Wednesday, Mar. 29, 2023

Tips on taking photos during winter

Now that winter appears to be here for a while, here’s some ideas on looking for photo opportunities after the snowstorm has passed. 

There are two subjects — the snow itself and the appearance of objects decorated by snow. Each of these subjects offer two approaches-up close for details or farther away for impact. There is merit in both approaches and it is your privilege to record them so what you see will also be appreciated by others.

Contributing to the scene are fog, hoarfrost, snow clumps on vegetation, sun elevation, and the degree to which the sky is overcast. I would suggest that shooting the same subject under any of these conditions would produce images that would impact the viewer in multiple ways.

The Van Wert County’s Historical Museum’s iron fence and gate along Third Street.

When your subject is the snow, look for how large flakes make it sparkle, or how the wind has shaped it. Low weeds may also mark the snow with interesting lines. Go when the sun is lower to see more enhancing shadows and find situations that reveal the depth of the snow.

If your subject is an object that is in snow or has snow on it, look for surfaces that will contrast with the snow such as old fences, barns, trees, bridges, farm machinery, weathered surfaces, weeds, or pine cones. Streams or other bodies of water that still have some open areas can offer contrasts also. Look, too, for brightly painted buildings in snowy conditions for an interesting image.

Try to keep your camera cool, so it doesn’t fog up when you’re ready to shoot. A tripod is optional on this trip because you’ll probably have enough light. Take some test shots first. You may have to open the lens for more accurate exposure and change your white balance to more closely match the snow.  A polarizing filter can improve the scene. Keep yourself and extra batteries warm. Park your car where it isn’t a traffic problem. Smiley Park, Hiestand Woods Park, Camp Clay, and the reservoirs would be some good starting points.

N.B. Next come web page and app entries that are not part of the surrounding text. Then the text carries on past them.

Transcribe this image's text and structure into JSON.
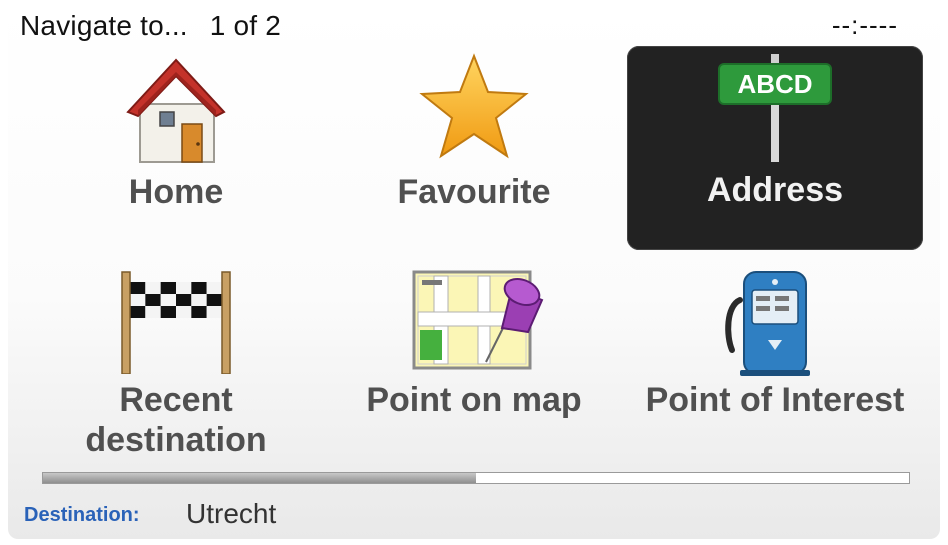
{
  "header": {
    "title": "Navigate to...",
    "page": "1 of 2",
    "time": "--:----"
  },
  "tiles": [
    {
      "label": "Home",
      "icon": "house-icon"
    },
    {
      "label": "Favourite",
      "icon": "star-icon"
    },
    {
      "label": "Address",
      "icon": "street-sign-icon",
      "sign_text": "ABCD",
      "selected": true
    },
    {
      "label": "Recent destination",
      "icon": "checkered-flag-icon"
    },
    {
      "label": "Point on map",
      "icon": "map-pin-icon"
    },
    {
      "label": "Point of Interest",
      "icon": "fuel-pump-icon"
    }
  ],
  "page_progress": 0.5,
  "footer": {
    "destination_label": "Destination:",
    "destination_value": "Utrecht"
  },
  "colors": {
    "selected_tile": "#222222",
    "label_gray": "#505050",
    "destination_blue": "#2a62b8",
    "sign_green": "#2e9a3c"
  }
}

Check the weather forecast before you start so you can avoid bitter wind chills or frostbite.  Your health is worth more than an exceptional photo.

POSTED: 01/30/19 at 5:03 pm. FILED UNDER: Camera Club News